WORK TO BE COMPLETED:
Each line in the records below that has the word "name" should be copied.
[DATA FOR THIS TASK Boundary: Start]
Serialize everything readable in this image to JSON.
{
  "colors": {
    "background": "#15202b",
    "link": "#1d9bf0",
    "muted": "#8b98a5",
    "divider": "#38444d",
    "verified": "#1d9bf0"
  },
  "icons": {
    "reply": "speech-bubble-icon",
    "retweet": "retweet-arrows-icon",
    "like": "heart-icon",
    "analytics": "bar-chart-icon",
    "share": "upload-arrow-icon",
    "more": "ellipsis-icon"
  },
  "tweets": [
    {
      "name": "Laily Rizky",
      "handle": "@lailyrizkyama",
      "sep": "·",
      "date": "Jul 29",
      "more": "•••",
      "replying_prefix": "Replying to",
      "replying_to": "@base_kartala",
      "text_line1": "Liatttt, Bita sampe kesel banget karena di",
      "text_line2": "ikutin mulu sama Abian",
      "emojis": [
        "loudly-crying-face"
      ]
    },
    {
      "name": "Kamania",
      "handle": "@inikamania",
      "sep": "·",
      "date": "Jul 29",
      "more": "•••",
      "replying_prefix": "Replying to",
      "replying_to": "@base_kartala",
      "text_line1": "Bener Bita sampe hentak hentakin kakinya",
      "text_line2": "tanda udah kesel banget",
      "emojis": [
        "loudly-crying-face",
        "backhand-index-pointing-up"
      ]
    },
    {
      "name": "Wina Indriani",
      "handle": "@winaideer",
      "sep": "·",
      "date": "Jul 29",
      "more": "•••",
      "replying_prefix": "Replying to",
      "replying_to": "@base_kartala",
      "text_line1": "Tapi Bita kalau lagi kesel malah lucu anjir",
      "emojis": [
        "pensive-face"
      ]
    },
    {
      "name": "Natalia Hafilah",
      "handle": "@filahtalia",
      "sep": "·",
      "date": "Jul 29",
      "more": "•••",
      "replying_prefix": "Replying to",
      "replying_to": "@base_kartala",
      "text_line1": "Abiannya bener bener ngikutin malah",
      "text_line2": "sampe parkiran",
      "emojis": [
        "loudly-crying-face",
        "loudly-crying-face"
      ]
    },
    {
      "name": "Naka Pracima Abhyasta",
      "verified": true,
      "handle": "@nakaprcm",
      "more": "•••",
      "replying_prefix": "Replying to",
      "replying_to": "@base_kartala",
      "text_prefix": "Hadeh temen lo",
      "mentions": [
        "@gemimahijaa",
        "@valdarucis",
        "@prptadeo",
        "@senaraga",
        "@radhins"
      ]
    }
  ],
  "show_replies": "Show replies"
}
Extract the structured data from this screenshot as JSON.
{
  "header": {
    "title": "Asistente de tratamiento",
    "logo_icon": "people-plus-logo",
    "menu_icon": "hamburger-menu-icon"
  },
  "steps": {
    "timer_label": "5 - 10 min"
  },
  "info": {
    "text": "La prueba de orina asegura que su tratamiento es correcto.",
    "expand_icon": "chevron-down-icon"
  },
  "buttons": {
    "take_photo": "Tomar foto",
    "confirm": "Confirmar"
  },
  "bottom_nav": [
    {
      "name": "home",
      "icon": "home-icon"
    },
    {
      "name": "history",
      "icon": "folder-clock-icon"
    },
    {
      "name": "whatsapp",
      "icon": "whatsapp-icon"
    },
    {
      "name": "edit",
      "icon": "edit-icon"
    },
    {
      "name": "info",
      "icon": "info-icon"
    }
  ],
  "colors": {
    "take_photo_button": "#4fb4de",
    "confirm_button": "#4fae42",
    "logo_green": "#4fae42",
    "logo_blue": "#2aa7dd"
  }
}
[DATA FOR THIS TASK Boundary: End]
EXERCISE ANSWER:
      "name": "Laily Rizky",
      "name": "Kamania",
      "name": "Wina Indriani",
      "name": "Natalia Hafilah",
      "name": "Naka Pracima Abhyasta",
      "name": "home",
      "name": "history",
      "name": "whatsapp",
      "name": "edit",
      "name": "info",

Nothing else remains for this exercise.